NAAS is to lose its divisional Garda HQ to Portlaoise as part of the restructuring programme of an Garda Síochána which will see them consolidate their regions from six to four, and divisions from 28 to 19.
The downgrade was flagged here a month ago when Superintendant Oliver Henry First raised this possibility at last month’s Joint Policing Committee (JPC) meeting with Kildare councillors on 2 September, before it was confirmed last Thursday 26 September.
In real terms, there won’t be any material change to Kildare policing, only that the buck now stops on the desk of the ranking senior officer within the new Offaly/Laois/Kildare district – Chief Superintendent John Scanlon who is based in Portlaoise.
According to a garda spokesperson “a wide range of operational factors have been considered when deciding where the new regional and divisional headquarters should be based, including population, geography, projected growth, crime trends and workload across a range of work streams”.
Both Supt Henry and his ranking colleague in Leixlip Gerry Wall voiced support for this, the first such restructuring in garda divisions since the formation of the State.
“There is a new policing model. We support change, constructive change to get more [of our] people in the community,” said Supt Wall.
“There are issues, but we’re big enough and bold enough to hold that conversation,” he pointed out.
He explained how one aspect of the plan was to give present responsibilities like HR, IT admin and fleet management to a civilian executive officer, and free up the expertise of superintendents and inspectors to concentrate more on policing matters.
“That’s a good idea…[and] you can expect victim services to expand substantially,” Supt Wall added.
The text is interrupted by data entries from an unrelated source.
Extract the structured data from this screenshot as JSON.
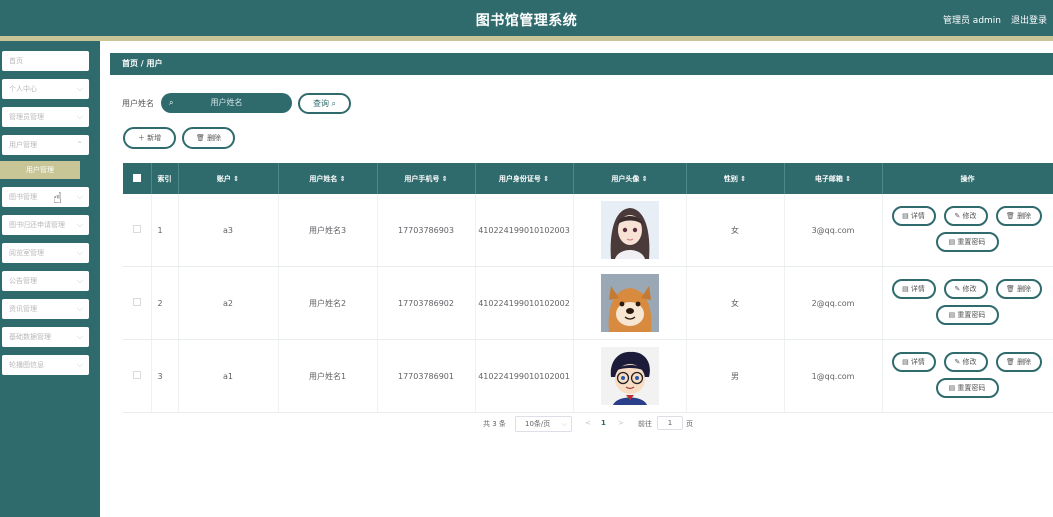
{
  "header": {
    "title": "图书馆管理系统",
    "user": "管理员 admin",
    "logout": "退出登录"
  },
  "sidebar": {
    "items": [
      {
        "label": "首页",
        "has_chevron": false
      },
      {
        "label": "个人中心",
        "has_chevron": true
      },
      {
        "label": "管理员管理",
        "has_chevron": true
      },
      {
        "label": "用户管理",
        "has_chevron": true
      },
      {
        "label": "图书管理",
        "has_chevron": true
      },
      {
        "label": "图书归还申请管理",
        "has_chevron": true
      },
      {
        "label": "阅览室管理",
        "has_chevron": true
      },
      {
        "label": "公告管理",
        "has_chevron": true
      },
      {
        "label": "资讯管理",
        "has_chevron": true
      },
      {
        "label": "基础数据管理",
        "has_chevron": true
      },
      {
        "label": "轮播图信息",
        "has_chevron": true
      }
    ],
    "active_sub": "用户管理"
  },
  "breadcrumb": "首页 / 用户",
  "search": {
    "label": "用户姓名",
    "placeholder": "用户姓名",
    "query_label": "查询"
  },
  "actions": {
    "add": "新增",
    "delete": "删除"
  },
  "table": {
    "headers": [
      "索引",
      "账户 ⇕",
      "用户姓名 ⇕",
      "用户手机号 ⇕",
      "用户身份证号 ⇕",
      "用户头像 ⇕",
      "性别 ⇕",
      "电子邮箱 ⇕",
      "操作"
    ],
    "rows": [
      {
        "index": "1",
        "account": "a3",
        "name": "用户姓名3",
        "phone": "17703786903",
        "id_card": "410224199010102003",
        "avatar": "anime-girl-portrait",
        "gender": "女",
        "email": "3@qq.com"
      },
      {
        "index": "2",
        "account": "a2",
        "name": "用户姓名2",
        "phone": "17703786902",
        "id_card": "410224199010102002",
        "avatar": "shiba-dog-photo",
        "gender": "女",
        "email": "2@qq.com"
      },
      {
        "index": "3",
        "account": "a1",
        "name": "用户姓名1",
        "phone": "17703786901",
        "id_card": "410224199010102001",
        "avatar": "anime-boy-glasses",
        "gender": "男",
        "email": "1@qq.com"
      }
    ],
    "row_actions": {
      "detail": "详情",
      "edit": "修改",
      "delete": "删除",
      "reset_password": "重置密码"
    }
  },
  "pagination": {
    "total": "共 3 条",
    "page_size": "10条/页",
    "prev": "<",
    "current_page": "1",
    "next": ">",
    "goto_label": "前往",
    "goto_value": "1",
    "page_suffix": "页"
  },
  "colors": {
    "primary": "#2f6a6d",
    "accent": "#c8c596"
  }
}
He explained the decision to amalgamate the three counties was based on international best practice where it has been demonstrated that a district with a staff roster of between 600 and 800 officers would be “self-sufficient” in terms of expertise in fields such as forensics, armed support, community policing, traffic, a water unit.
Reactions to the move have been mixed amongst local representatives.
“I think it was always on the cards. It’s never nice to see these things going, but it should allow Naas [gardaí] to do more policing rather than looking after admin,” said Naas councillor Fintan Brett.
“I think it is a very good idea, putting white collar people and allowing the blue collars to do more policing,” he added, pointing out that he already noticed a greater garda presence on the streets of Naas over the weekend.
However, his colleague Cllr Bill Clear held a different view.
“From a Naas point of view, we’ll lose out in a big way,” he said.
“I don’t welcome it and think we will suffer. Hopefully, it won’t result in a higher level of crime [around the town,” he said.
Cllr Vincent P Martin was a little more sanguine, and picked a position somewhere between his two elected colleagues.
“We’d regret any perceived diminution in garda presence in the constituency,” he said.
”We will have to wait and see if this translates into more gardaí on the streets,” he added.
Kildare TD Frank O’Rourke also felt this was a bad idea to move the HQ from the most populous county in the new division.
“The new divisional headquarters, based out of Portlaoise, will be catering for a population of almost 300,000 people, over 200,000 of whom are in Kildare. Surely it would have made more sense for the divisional headquarters to be where the population is concentrated,” he pointed out.
The new operating model has already commenced with the amalgamation of regions and will be introduced into Divisions on a phased basis, however those in the border region are unlikely to see any significant change until further clarity is available on Brexit.